50Th Anniversary of the Death of Sir Winston Churchillby Representative Mac Thornberry
Posted on 2015-01-22
in the house of representatives
Thursday, January 22, 2015
Mr. THORNBERRY. Mr. Speaker, this Saturday, January 24, marks the
50th anniversary of the death of Sir Winston Churchill. Few leaders in
history made such a mark during their lives, and very few have
attracted such study and admiration after their deaths.
Even now, 50 years after his passing at age 90 and 75 years after his ``finest hour'' when Britain and Churchill stood alone against the Nazi menace, new books and articles about his life and leadership pour forth.
The Churchill Centre is a growing international organization with a mission to ``foster leadership, statesmanship, vision, courage and boldness among democratic and freedom loving peoples worldwide, through the thoughts, words, works and deeds of Winston Spencer Churchill.'' The Churchill Centre and The George Washington University here in Washington are building a National Churchill Library and Center. Hillsdale College is publishing all remaining volumes of The Churchill Documents.
The list of activities related to Churchill is long, even 50 years after his death. And, as one measure of popular interest, there are few historical figures who are more regularly misquoted or falsely quoted on the Internet than he.
I think there are many reasons that Sir Winston continues to fascinate and inspire.
In part, there are his monumental achievements, for few statesmen did as much to shape the world in which we live. Were it not for his vision and his willingness to stand up to the conventional wisdom of his day, history could have had a far different outcome.
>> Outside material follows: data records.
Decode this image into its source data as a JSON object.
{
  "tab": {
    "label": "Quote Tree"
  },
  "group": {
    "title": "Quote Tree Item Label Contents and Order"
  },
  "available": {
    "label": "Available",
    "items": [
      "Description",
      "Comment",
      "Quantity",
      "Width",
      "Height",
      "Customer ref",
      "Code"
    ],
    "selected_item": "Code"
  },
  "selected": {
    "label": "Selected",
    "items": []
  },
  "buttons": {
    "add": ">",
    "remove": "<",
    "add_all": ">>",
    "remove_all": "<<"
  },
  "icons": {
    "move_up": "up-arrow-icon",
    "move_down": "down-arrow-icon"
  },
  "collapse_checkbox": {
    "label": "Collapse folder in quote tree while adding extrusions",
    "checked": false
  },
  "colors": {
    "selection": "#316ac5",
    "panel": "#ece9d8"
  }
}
In part, it is his oratory. Just as his words inspired his nation and the world to stand up to evil then, they still inspire us today.
In part, there are his writings, which continue to be studied and referenced as Churchill the politician was a leading figure throughout the first half of the twentieth century, and Churchill the author helped shape our understanding of those momentous times.
I also believe that the continuing interest in Winston Churchill stems in substantial measure from the many ups and downs of his career. We all draw inspiration from someone who perseveres through higher accolades and lower derision than us will ever experience.
Finally, Churchill the person remains a dazzling personality, fully of humor and eccentricities adding to the interest of new admirers.
The qualities that he exhibited are timeless--qualities such as courage, patriotism, hard work, loyalty, and love of family.
And, many of the principles for which he stood and fought are timeless as well, such as the need to recognize and confront evil and to nurture and protect freedom.
He believed that the values of Western Civilization are a force for good and that the English-speaking peoples had unique contributions to offer the rest of the world on freedom, democracy, and the rule of law.
As one who was half American by blood, he appreciated America.
That appreciation has been returned by millions of Americans over the generations.
His bust has been added to the U.S. Capitol's Freedom Foyer, where it continues to inspire visitors and those of us who work here, thereby continuing to serve as a major link in the ``special relationship'' between the United States and the United Kingdom.
The lives of great leaders are always worth remembering and studying, and as long as freedom is cherished, I am confident that Sir Winston Churchill will be studied long into the future.